Succumbing to scandal, former Majority Leader Tom DeLay said Tuesday he will resign from Congress in the face of a tough re-election race, closing out a career that blended unflinching conservatism with a bare-knuckled political style.
"I have no fear whatsoever about any investigation into me or my personal or professional activities," DeLay said in a statement to constituents. At the same time, he said, "I refuse to allow liberal Democrats an opportunity to steal this seat with a negative, personal campaign."
He said the voters of his Houston-area district "deserve a campaign about the vital national issues that they care most about ... and not a campaign focused solely as a referendum on me."
DeLay relinquished the post as House majority leader last fall after his indictment in Texas as part of an investigation into the allegedly illegal use of funds for state legislative races. He decided in January against trying to get the leadership post back as an election-year corruption scandal staggered Republicans and emboldened minority Democrats.
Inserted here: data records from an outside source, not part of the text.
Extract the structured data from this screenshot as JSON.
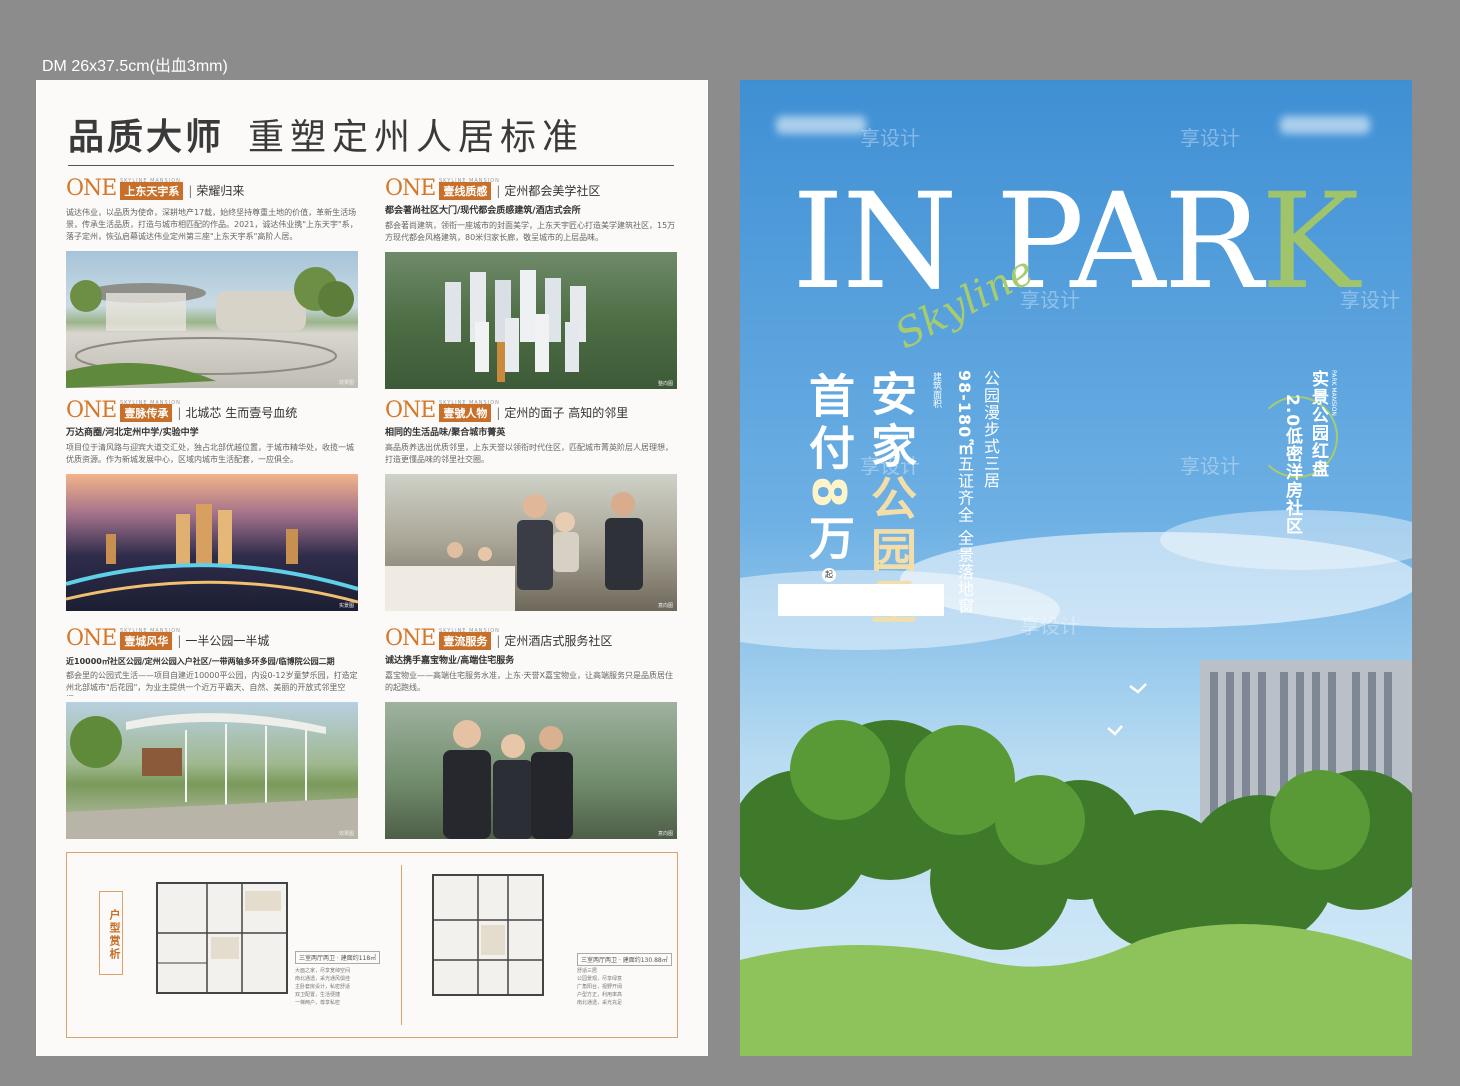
{
  "spec_label": "DM 26x37.5cm(出血3mm)",
  "left_page": {
    "headline_a": "品质大师",
    "headline_b": "重塑定州人居标准",
    "features": [
      {
        "one": "ONE",
        "tag": "上东天宇系",
        "sub": "荣耀归来",
        "eng": "SKYLINE MANSION",
        "bold": "",
        "body": "诚达伟业，以品质为使命，深耕地产17载，始终坚持尊重土地的价值，革新生活场景，传承生活品质，打造与城市相匹配的作品。2021，诚达伟业携\"上东天宇\"系，落子定州，恢弘启幕诚达伟业定州第三座\"上东天宇系\"高阶人居。",
        "cap": "效果图"
      },
      {
        "one": "ONE",
        "tag": "壹线质感",
        "sub": "定州都会美学社区",
        "eng": "SKYLINE MANSION",
        "bold": "都会著尚社区大门/现代都会质感建筑/酒店式会所",
        "body": "都会著尚建筑，领衔一座城市的封面美学，上东天宇匠心打造美学建筑社区，15万方现代都会风格建筑，80米归家长廊，敬呈城市的上层品味。",
        "cap": "整向图"
      },
      {
        "one": "ONE",
        "tag": "壹脉传承",
        "sub": "北城芯 生而壹号血统",
        "eng": "SKYLINE MANSION",
        "bold": "万达商圈/河北定州中学/实验中学",
        "body": "项目位于清风路与迎宾大道交汇处，独占北部优越位置，于城市精华处，收揽一城优质资源。作为新城发展中心，区域内城市生活配套，一应俱全。",
        "cap": "实景图"
      },
      {
        "one": "ONE",
        "tag": "壹號人物",
        "sub": "定州的面子 高知的邻里",
        "eng": "SKYLINE MANSION",
        "bold": "相同的生活品味/聚合城市菁英",
        "body": "高品质养选出优质邻里，上东天誉以领衔时代住区，匹配城市菁英阶层人居理想，打造更懂品味的邻里社交圈。",
        "cap": "意向图"
      },
      {
        "one": "ONE",
        "tag": "壹城风华",
        "sub": "一半公园一半城",
        "eng": "SKYLINE MANSION",
        "bold": "近10000㎡社区公园/定州公园入户社区/一带两轴多环多园/临博院公园二期",
        "body": "都会里的公园式生活——项目自建近10000平公园，内设0-12岁童梦乐园，打造定州北部城市\"后花园\"，为业主提供一个近万平霸天、自然、美丽的开放式邻里空间。",
        "cap": "效果图"
      },
      {
        "one": "ONE",
        "tag": "壹流服务",
        "sub": "定州酒店式服务社区",
        "eng": "SKYLINE MANSION",
        "bold": "诚达携手嘉宝物业/高端住宅服务",
        "body": "嘉宝物业——高端住宅服务水准，上东·天誉X嘉宝物业，让高端服务只是品质居住的起跑线。",
        "cap": "意向图"
      }
    ],
    "plans": {
      "title": "户型赏析",
      "plan_a_tag": "三室两厅两卫 · 建面约118㎡",
      "plan_a_text": "大面之家，尽享宽绰空间\n南北通透，采光通风俱佳\n主卧套房设计，私密舒适\n双卫配置，生活便捷\n一梯两户，尊享私密",
      "plan_b_tag": "三室两厅两卫 · 建面约130.88㎡",
      "plan_b_text": "舒适三居\n公园景观，尽享绿意\n广角阳台，视野开阔\n户型方正，利用率高\n南北通透，采光充足"
    }
  },
  "right_page": {
    "title_main": "IN PAR",
    "title_k": "K",
    "script": "Skyline",
    "shoufu_a": "首付",
    "shoufu_num": "8",
    "shoufu_b": "万",
    "qi": "起",
    "anjia_a": "安家",
    "anjia_b": "公园里",
    "jianmian": "建筑面积",
    "col1": "公园漫步式三居",
    "col2_num": "98-180㎡",
    "col2_rest": "五证齐全 全景落地窗",
    "r_small": "PARK MANSION",
    "r1": "实景公园红盘",
    "r2": "2.0低密洋房社区",
    "watermark": "享设计"
  },
  "colors": {
    "accent": "#c8702a",
    "green": "#9fc46a",
    "sky": "#4d9ad6"
  },
  "icons": [
    "bird-icon"
  ]
}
Last week, former DeLay aide Tony Rudy pleaded guilty to conspiring with lobbyist Jack Abramoff and others to corrupt public officials, and he promised to help the broad federal investigation of bribery and lobbying fraud that already has resulted in three convictions.
Neither Rudy, Abramoff nor anyone else connected with the investigation has publicly accused DeLay of breaking the law, but Rudy confessed that he had taken actions while working in the majority leader's office that were illegal. DeLay has consistently denied any wrongdoing.
Sen. John McCain, R-Ariz., a major player in congressional investigations of Abramoff and the lobbyist's involvement with Indian tribes, said Tuesday that he respects DeLay's decision to step down, and added, "I think there are other aspects of the Abramoff scandal that will be unfolding in the weeks ahead."
McCain spoke to reporters following a speech to a Hispanic conference.
President Bush said Tuesday that DeLay had informed him of his decision Monday afternoon.
"I wish him all the best," Bush told reporters during a brief White House session, adding, "It had to have been a very difficult decision for someone who loved representing his district in the state of Texas."
Bush said the Republican Party won't suffer from DeLay's decision to resign from Congress. "My own judgment is that our party will continue to succeed because we are the party of ideas."
DeLay, an 11-term Texas lawmaker who turns 59 on Saturday, said he would make his resignation effective sometime before mid-June but contingent on the congressional calendar.
"He has served our nation with integrity and honor," said Majority Leader John Boehner, R-Ohio, who succeeded DeLay in his leadership post earlier this year.
But Democrats said the developments marked more than the end to one man's career in Congress.
"Tom Delay's announcement is just the beginning of the reckoning of the Republican culture of corruption that has gripped Washington for too long," said Karen Finney, a spokeswoman for the Democratic National Committee. "From DeLay to Scooter Libby to Senate Majority Leader Bill Frist, to Duke Cunningham, to Bob Ney, to David Safavian, the list of goes on and on."
DeLay portrayed his decision to resign as a fatal blow for the fortunes of his opponent, Democrat Nick Lampson, who has garnered national attention _ and financial support.
"As difficult as this decision has been for me, it's not going to be a great day for liberal Democrats, either," DeLay said. "My loyalty to the Republican Party, indeed my love for the Republican Party, has played no small part in this decision."
Last month, DeLay capped a triumph in a contested GOP primary with a vow to win re-election.
It was not clear whether Texas Gov. Rick Perry would call a special election to fill out the unexpired portion of DeLay's term, or whether the seat would remain vacant until it is filled in November.
Either way, DeLay's concern about the potential loss of a Houston-area seat long in Republican hands reflected a deeper worry among GOP strategists. After a dozen years in the majority, they face a strong challenge from Democrats this fall, at a time when President Bush's public support is sagging, and when the Abramoff scandal has helped send congressional approval ratings tumbling.
Until scandal sent him to the sidelines, DeLay had held leadership posts since the Republicans won control of the House in a 1994 landslide. DeLay quickly established himself as a forceful presence _ earning a nickname as "The Hammer" _ and he easily became majority leader when the spot opened up.
DeLay was the driving force behind President Clinton's impeachment in 1999, weeks after Republicans lost seats at the polls in a campaign in which they tried to make an issue of Clinton's personal behavior.
His trademark aggressiveness helped trigger his downfall, when he led a drive to redraw Texas' congressional district boundaries to increase the number of seats in GOP hands. DeLay was soon caught up in an investigation involving the use of corporate funds in the campaigns of legislators who had participated in the redistricting.